═══ Dataset records ═══

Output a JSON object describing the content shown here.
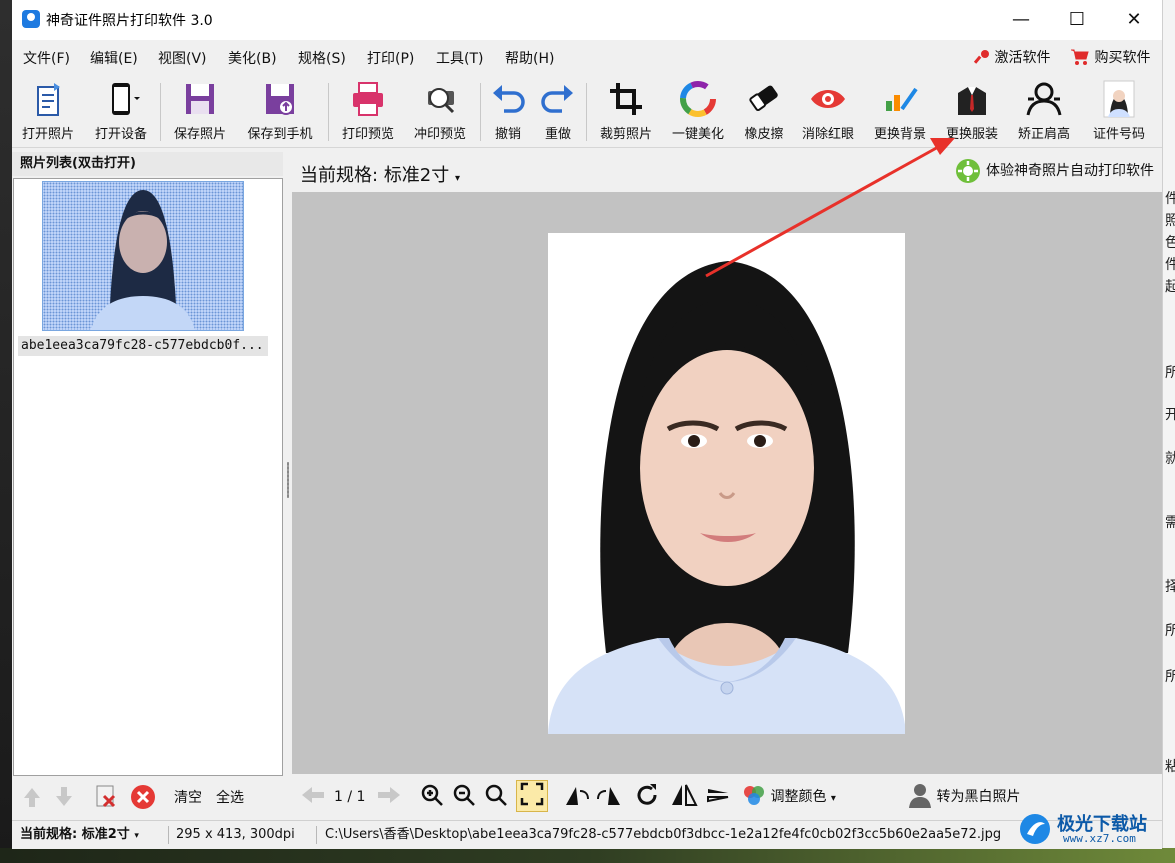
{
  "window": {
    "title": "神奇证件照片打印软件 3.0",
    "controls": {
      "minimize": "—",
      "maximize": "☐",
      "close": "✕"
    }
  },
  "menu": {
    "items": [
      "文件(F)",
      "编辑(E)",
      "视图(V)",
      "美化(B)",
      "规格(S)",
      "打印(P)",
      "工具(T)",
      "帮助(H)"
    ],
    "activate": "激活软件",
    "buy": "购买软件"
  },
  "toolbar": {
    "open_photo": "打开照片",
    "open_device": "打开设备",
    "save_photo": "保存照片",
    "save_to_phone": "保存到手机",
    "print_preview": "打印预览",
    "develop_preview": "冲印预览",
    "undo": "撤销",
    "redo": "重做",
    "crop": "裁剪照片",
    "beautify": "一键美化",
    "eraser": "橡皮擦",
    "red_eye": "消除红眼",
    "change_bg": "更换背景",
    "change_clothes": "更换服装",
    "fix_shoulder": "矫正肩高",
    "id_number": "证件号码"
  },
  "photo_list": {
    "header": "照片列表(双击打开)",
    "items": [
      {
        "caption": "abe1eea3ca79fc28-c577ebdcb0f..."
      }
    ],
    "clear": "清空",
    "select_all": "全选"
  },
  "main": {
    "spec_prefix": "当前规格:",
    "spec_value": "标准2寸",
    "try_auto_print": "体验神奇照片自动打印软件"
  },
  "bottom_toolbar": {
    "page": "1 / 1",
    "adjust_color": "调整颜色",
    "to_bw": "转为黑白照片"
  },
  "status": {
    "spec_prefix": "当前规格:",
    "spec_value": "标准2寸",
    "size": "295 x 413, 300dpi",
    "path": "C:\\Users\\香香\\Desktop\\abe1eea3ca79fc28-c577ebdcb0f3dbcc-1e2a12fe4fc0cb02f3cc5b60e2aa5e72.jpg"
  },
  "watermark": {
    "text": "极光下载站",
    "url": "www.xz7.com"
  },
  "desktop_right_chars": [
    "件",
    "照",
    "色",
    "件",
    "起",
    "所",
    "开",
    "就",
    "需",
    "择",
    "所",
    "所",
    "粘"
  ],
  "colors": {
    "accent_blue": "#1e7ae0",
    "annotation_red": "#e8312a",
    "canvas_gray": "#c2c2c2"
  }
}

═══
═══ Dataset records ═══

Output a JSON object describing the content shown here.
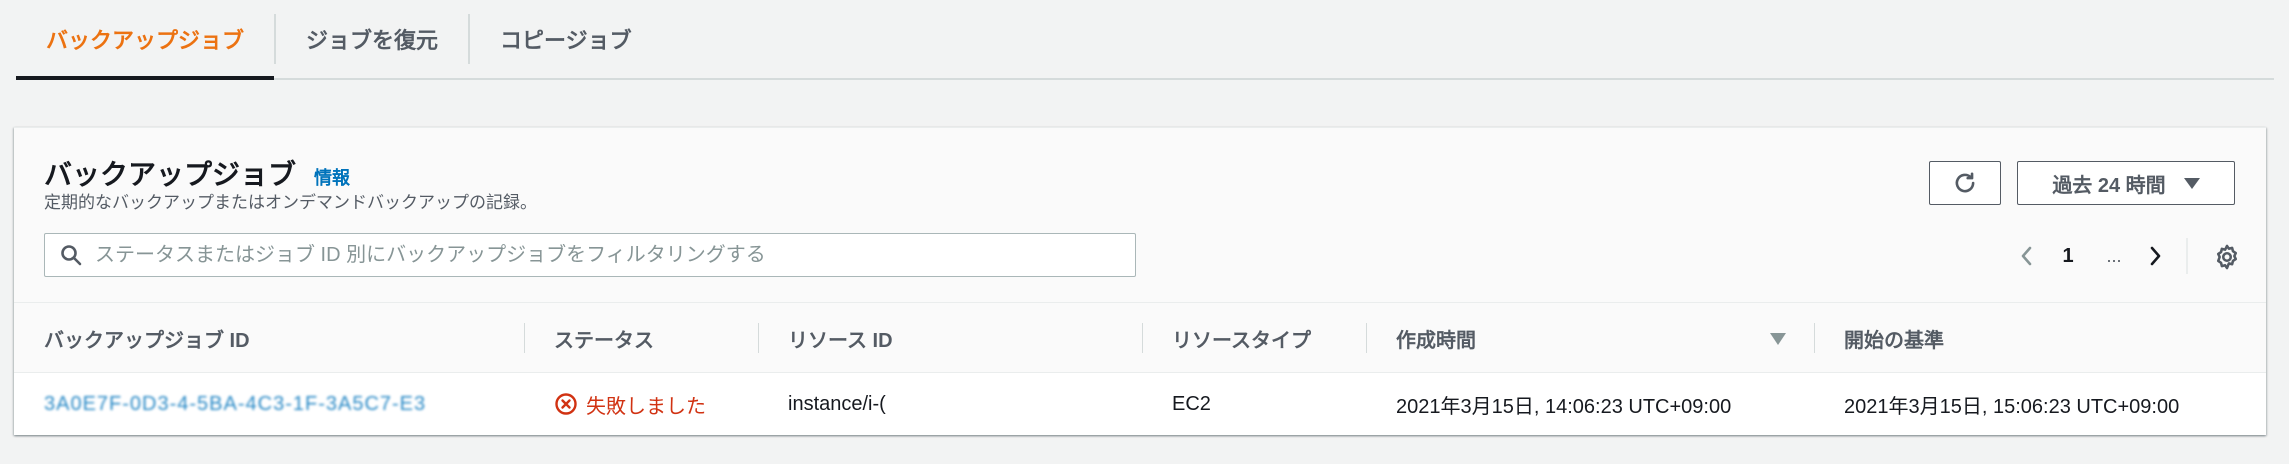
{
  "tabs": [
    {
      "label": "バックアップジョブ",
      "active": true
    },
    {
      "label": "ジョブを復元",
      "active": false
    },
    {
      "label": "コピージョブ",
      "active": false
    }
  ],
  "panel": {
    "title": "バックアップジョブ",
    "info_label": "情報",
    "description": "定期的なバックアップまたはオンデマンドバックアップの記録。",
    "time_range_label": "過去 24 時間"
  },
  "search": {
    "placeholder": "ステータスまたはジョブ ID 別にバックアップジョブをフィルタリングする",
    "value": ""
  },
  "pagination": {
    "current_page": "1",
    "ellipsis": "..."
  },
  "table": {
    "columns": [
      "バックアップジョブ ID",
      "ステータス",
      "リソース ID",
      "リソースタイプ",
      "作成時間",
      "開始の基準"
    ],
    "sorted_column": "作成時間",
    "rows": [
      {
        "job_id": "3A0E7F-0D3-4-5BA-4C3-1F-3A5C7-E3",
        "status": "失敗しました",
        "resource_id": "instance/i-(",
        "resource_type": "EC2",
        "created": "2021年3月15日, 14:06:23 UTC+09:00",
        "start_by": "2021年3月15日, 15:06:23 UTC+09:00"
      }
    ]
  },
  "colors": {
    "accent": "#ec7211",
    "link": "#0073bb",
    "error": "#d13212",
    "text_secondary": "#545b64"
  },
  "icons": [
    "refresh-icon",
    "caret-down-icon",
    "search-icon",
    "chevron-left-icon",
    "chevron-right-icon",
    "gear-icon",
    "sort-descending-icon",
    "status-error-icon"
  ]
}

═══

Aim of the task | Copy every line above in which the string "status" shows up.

Exercise response |
  "status": {
        "status": "失敗しました",
    "status-error-icon"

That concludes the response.